In recent years there has been considerable attention given to European boilers and boiler testing methods, but much less given to European stoves. European national governments are aggressively incentivizing wood heat in addition to regulating it, unlike the US where needed regulation is not combined with promotion of the cleanest forms of wood heat as a renewable energy source.
Although I am no expert in the European wood and pellet stove market, I spent a month in France and Spain this summer and was very impressed with what I saw.
The wood stove market is much larger in Europe than it is in the US. Apparently, more than 2 million stoves and inserts are sold every year in the 27 European Union Countries, and there are 42 million installations. (On average, in the US there are less than 250,000 stoves and inserts sold every year and only about 13 million installations.) Additionally, about 450,000 wood cook stoves are purchased each year in Europe, and there are 7,500,000 installations. The population of the 27 European Union countries is about 500,000,000 whereas the US is about 300,000,000, so it’s a bigger market but probably even more urbanized.
In France, 30 – 40% of the population in most areas uses wood as a primary or secondary heat source. However, there was not the explosion of low efficiency polluting devices that occurred in the US in the 1970s and 1980s. As a result, the average French person does not regard wood heating as a pollution problem as many Americans are likely to.
France has had tax credits for stoves at 15% starting since at least 2001. In 2005, they rose to 40% and were as much as 50% in 2008 and 2009. In 2010 they went down to 40%, and in 2011 they were further reduced to 36%. Due to budget cuts, tax credits are likely to be reduced again in 2012 or end altogether.
To qualify for the credits, stoves had to be 70% efficient and under 0.3% CO emissions, which conforms to the French eco-label Flamme Verte’s standard. Unlike the US, where the 30% tax credit in 2009 and 2010 applied to virtually every certified wood stove on the market, the French have used the tax credit to incentivize manufacturers to build cleaner products and for consumers to buy them. However, Flamme Verte’s is not a particularly strict standard. It allows higher emissions than most or all other European eco-labels, particularly in Germany where standards are getting progressively stricter. Most stoves on market in France are 71 – 77% efficiency (LHV), whereas pellet stoves are at least 10 points higher.
Maximum emission and efficiency standards set by the European EN standards are not particularly strict, which has opened the door to many eco-labels, such as Blue Angel, Nordic Swan, Flamme Verte, DINplus, etc. Usually, government incentives are tied to standards set by the eco-labels. Similarly, an NSPS that sets 70% efficiency threshold and a 4.5 gram an hour emission limit for both wood and pellet stoves leaves much room for stricter standards by either Energy Star or a private label.
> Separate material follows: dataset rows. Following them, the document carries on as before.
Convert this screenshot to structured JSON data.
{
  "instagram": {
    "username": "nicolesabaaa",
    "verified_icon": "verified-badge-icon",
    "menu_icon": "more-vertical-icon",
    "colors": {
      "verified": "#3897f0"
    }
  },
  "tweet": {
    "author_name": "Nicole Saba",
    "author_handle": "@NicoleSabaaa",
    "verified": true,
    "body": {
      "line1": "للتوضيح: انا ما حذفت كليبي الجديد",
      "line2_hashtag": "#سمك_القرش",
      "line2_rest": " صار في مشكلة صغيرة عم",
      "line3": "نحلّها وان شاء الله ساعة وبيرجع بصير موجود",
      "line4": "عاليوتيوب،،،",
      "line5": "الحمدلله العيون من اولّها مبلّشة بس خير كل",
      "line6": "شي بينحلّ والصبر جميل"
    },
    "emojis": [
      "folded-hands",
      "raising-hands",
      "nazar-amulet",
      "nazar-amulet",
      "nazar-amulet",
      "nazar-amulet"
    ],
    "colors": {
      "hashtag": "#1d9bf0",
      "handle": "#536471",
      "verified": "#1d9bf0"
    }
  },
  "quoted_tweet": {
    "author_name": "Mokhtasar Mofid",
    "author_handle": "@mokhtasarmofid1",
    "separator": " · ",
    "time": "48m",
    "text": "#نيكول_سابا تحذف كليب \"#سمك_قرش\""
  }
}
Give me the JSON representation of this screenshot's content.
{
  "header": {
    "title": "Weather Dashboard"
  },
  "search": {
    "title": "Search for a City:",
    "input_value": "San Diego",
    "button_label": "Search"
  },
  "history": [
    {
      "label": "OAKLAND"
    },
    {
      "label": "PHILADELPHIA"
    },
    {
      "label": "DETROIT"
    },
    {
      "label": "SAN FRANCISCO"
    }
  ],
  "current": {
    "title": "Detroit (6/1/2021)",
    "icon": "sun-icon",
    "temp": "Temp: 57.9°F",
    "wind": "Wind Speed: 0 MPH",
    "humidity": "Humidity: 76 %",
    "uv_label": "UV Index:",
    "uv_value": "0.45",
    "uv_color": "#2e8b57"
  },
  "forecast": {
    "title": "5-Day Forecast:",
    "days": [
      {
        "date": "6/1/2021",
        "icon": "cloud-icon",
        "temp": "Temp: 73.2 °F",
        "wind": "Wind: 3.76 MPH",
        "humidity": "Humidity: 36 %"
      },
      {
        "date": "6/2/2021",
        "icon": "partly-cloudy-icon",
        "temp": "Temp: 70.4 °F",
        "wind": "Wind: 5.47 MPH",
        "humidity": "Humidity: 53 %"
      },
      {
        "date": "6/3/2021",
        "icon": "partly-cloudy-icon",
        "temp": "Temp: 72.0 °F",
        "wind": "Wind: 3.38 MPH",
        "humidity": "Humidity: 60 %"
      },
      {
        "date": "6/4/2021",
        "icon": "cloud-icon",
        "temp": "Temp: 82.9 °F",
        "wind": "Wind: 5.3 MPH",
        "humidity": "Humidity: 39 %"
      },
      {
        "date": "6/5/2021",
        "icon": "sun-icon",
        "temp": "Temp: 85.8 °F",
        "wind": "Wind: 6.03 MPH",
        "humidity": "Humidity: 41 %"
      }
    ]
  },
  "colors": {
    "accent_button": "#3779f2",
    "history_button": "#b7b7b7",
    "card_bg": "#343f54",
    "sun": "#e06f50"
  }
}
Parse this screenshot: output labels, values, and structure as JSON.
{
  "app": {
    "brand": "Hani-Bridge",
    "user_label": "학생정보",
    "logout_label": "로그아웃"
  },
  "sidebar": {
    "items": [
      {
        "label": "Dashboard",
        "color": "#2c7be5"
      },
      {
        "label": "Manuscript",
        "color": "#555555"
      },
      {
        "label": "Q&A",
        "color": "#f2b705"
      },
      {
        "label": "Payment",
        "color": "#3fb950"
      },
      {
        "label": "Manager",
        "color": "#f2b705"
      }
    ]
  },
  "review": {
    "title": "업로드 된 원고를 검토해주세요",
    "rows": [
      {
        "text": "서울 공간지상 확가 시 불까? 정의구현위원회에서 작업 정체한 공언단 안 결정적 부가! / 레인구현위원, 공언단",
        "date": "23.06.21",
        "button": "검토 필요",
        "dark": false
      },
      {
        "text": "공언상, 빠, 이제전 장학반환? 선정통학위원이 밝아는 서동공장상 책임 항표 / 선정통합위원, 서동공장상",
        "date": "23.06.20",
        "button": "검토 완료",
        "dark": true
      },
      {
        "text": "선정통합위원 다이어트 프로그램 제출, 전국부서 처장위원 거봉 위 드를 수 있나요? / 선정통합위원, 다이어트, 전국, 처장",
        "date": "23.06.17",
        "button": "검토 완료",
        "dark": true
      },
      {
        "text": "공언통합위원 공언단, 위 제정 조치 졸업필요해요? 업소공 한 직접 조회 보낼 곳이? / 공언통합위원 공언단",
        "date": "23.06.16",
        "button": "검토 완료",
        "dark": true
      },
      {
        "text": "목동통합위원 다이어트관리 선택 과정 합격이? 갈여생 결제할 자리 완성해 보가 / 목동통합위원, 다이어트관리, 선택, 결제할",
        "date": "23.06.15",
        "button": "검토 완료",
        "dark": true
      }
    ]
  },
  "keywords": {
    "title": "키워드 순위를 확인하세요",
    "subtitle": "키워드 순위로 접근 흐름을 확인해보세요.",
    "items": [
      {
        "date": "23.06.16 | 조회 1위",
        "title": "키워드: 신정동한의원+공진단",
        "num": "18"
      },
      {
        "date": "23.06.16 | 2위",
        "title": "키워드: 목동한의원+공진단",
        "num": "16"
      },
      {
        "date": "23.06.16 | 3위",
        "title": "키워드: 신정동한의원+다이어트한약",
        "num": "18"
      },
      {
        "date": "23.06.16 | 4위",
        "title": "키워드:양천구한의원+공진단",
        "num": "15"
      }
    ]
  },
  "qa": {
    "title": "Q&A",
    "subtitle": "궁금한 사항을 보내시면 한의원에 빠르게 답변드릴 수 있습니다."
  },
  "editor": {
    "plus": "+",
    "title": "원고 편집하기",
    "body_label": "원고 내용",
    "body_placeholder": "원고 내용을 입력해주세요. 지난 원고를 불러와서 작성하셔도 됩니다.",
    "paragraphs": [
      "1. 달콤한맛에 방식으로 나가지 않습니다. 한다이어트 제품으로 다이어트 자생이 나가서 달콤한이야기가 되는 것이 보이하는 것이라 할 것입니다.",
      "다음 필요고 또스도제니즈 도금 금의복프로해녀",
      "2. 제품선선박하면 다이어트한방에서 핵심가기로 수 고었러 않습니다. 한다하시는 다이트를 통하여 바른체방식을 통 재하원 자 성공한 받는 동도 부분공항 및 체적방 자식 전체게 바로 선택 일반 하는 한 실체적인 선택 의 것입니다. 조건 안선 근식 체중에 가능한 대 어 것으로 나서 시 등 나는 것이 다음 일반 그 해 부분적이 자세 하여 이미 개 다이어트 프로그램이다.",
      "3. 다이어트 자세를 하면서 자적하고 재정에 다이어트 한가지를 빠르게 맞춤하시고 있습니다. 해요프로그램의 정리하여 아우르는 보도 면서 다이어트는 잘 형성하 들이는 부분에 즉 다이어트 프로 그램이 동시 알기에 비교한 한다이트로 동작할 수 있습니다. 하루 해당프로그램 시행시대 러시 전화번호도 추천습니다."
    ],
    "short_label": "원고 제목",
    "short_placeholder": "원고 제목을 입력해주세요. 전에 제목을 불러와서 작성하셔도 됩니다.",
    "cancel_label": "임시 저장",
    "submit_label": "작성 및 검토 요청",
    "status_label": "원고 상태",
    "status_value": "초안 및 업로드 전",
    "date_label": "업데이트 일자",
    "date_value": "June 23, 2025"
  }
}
European manufacturers say eco-labels have been a driver of sales, whereas in the US the stove industry association appears neutral or wary of such a label. Incentives in Europe have also helped to move consumers from fireplaces to stoves and from wood to pellets, a policy tool that has yet to be used in the US except very locally, in changeout programs.
Observations on technology:
1. Wood and pellet stoves and boilers are increasingly being tied into other renewable systems. Solar thermal systems and wood and pellet stoves can be integrated – not just with boilers. Stoves and air source heat pumps are also combined to use the same ducting, which provides AC in the summer.
2. Many brands heat water for both domestic hot water use and for space heating. In addition to many French manufacturers, UK’s Hamlet – which makes small stoves – and Spain’s Bronpi offer hot water options. Why isn’t such a stove on the market in the US?
3. Some major brands, such as French manufacturers Supra and Fondis, have heat exchangers and ducts to other rooms in addition to fans that push hot hair through the ducts to heat adjacent rooms or other floors.
4. There are some units on the market that use electronically controlled air adjustments to reduce emissions. These are called electric “Advanced control loops” (draft control according to temperature and flow rate of flue gases).
5. Unlike their reputation in the US for being small, many European brands offer fireboxes that can take pieces of wood between 20 and 28 inches long. On the other end of the spectrum, British stove maker Hamlet makes many stoves that take pieces of wood as small as 7 – 10 inches, making them ideal for small rooms and boats.
6. Many brands offer cook stoves that are just as efficient and low emission as stoves that achieve relevant eco-label standards.
7. In England they have developed a sophisticated system of only allowing certain types of stoves and fuels in high pollution areas such as London. The “smoke control zones” set out by DEFRA require that all stoves be approved for use. This mainly restricts fuels to pellets and manufactured logs; however, it does allow wood in some very low emission equipment, including in a select few American made stoves. For more information: www.uksmokecontrolareas.co.uk.
8. Some brands use catalysts that are electrically preheated to effectively reduce particulates even during the first 5 – 10 minute start-up period.
The European equivalent of the HPBA Expo is in France from March 22 – 25, 2012 and promises to showcase many technological advances. More of us from the US should be there: http://www.boisenergie.com/sommaire-en.php3.